David So: The Not-So-Funny EditionCresonia Hsieh
Sep 04, 2014
YouTube comedian David So has gathered more than 900,000 subscribers since starting his channel in 2011. His videos have put him under the spotlight, but there was a time the 27-year-old’s life just wasn’t so bright.
While attending the University of California Riverside, So was miserable.
“At that moment in my life, I didn’t find value in myself as a human being…. If I died tomorrow, I didn’t care.”
So was in college only because of parental pressure, and he lacked purpose and direction in life. He was an “angry little loser,” waking up depressed every day.
Everything changed for the former musician the day he made the decision to withdraw as a singer from a scheduled performance. He decided to instead go on stage, to the surprise of everyone (including himself), as a stand-up comedian.
“I just left my guitar,” So said. “And that’s the first time I decided from then on I’m just going to do stand up.”
Despite having made a decision he knew he was proud of, life was only slightly easier for the Korean American.
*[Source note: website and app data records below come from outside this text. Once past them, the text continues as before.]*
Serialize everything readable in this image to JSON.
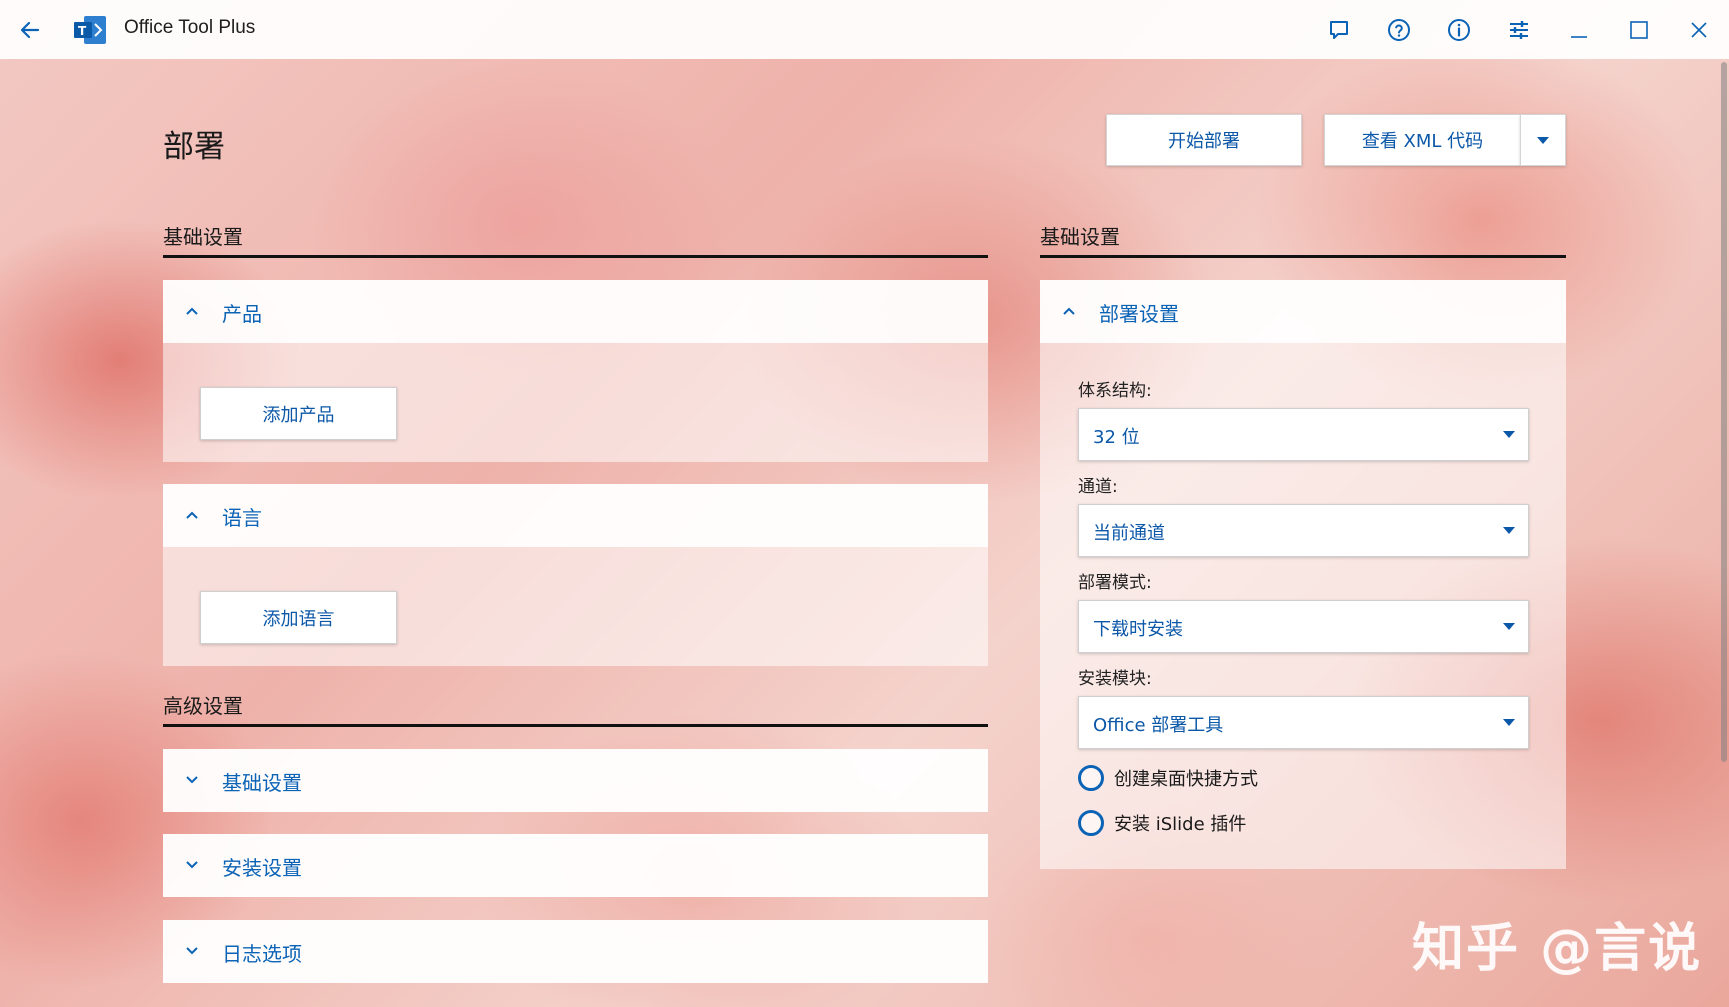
{
  "app": {
    "title": "Office Tool Plus",
    "titlebar_icons": [
      "back-icon",
      "chat-icon",
      "help-icon",
      "info-icon",
      "settings-sliders-icon",
      "minimize-icon",
      "maximize-icon",
      "close-icon"
    ]
  },
  "page": {
    "title": "部署",
    "start_button": "开始部署",
    "xml_button": "查看 XML 代码"
  },
  "left": {
    "basic_header": "基础设置",
    "product_panel": {
      "title": "产品",
      "button": "添加产品",
      "expanded": true
    },
    "language_panel": {
      "title": "语言",
      "button": "添加语言",
      "expanded": true
    },
    "advanced_header": "高级设置",
    "advanced_panels": [
      {
        "title": "基础设置",
        "expanded": false
      },
      {
        "title": "安装设置",
        "expanded": false
      },
      {
        "title": "日志选项",
        "expanded": false
      }
    ]
  },
  "right": {
    "basic_header": "基础设置",
    "deploy_panel": {
      "title": "部署设置",
      "fields": [
        {
          "label": "体系结构:",
          "value": "32 位"
        },
        {
          "label": "通道:",
          "value": "当前通道"
        },
        {
          "label": "部署模式:",
          "value": "下载时安装"
        },
        {
          "label": "安装模块:",
          "value": "Office 部署工具"
        }
      ],
      "options": [
        {
          "label": "创建桌面快捷方式",
          "checked": false
        },
        {
          "label": "安装 iSlide 插件",
          "checked": false
        }
      ]
    }
  },
  "watermark": "知乎 @言说",
  "colors": {
    "accent": "#0b63b6",
    "link_text": "#0b57a8"
  }
}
He remembers intense fights with his father over his pursuit of comedy, which eventually led to being kicked out.
The struggling entertainer left his parents’ house that day with only his Chuck Taylors on his feet and guitar slung over his back. So and his father would go on to not speak to each other for an entire year.
After some time apart, the two reconnected and now maintain a close relationship. The time was not spent without strife.
“Being detached from my Dad, even though we did fight a lot, was super hard because you don’t ever want to do something that will disappoint your parents,” So said.
Only after So was able to generate money from making video blogs on YouTube did his dad view So’s work as a business, “but now he’s all up in my business now,” So jokes.
So’s parents have trouble understanding his videos because of the language barrier, but they still make an effort to watch every one of them. The desire for his parents to understand his humor was what inspired So to create content reflecting Korean culture such as the Korean Nike commercial videos.
The desire for his parents to understand his humor was what inspired So to create content reflecting Korean culture such as the Korean Nike commercial videos.
“They were in tears laughing and that made me feel really good,” So mentions.
Now, So’s current passion project is a short film, which will be entirely in Korean specifically because he wants his parents to understand it.
So said his strongest inspiration for writing humor is his difficult personal experiences. Among his video blogs, some of the topics include racism, sexism, poverty and body perception.
“What people don’t understand too is that [comedy is] very dark,” said So.
Growing up in Sacramento, California, as an immigrant was challenging for the thriving YouTuber.
“I grew up poor as hell. You know, my parents struggled to get me over here, and we had no money in our bank account, and we were starving – you know, is that funny?”
As a comedian, So said he strives to make content that will last, that he’s proud of, but most of all, makes people laugh.
“That’s what comedians do,” said So. “We have this ability to take pain and English and flip perspective on it.”
Photo by Cresonia Hsieh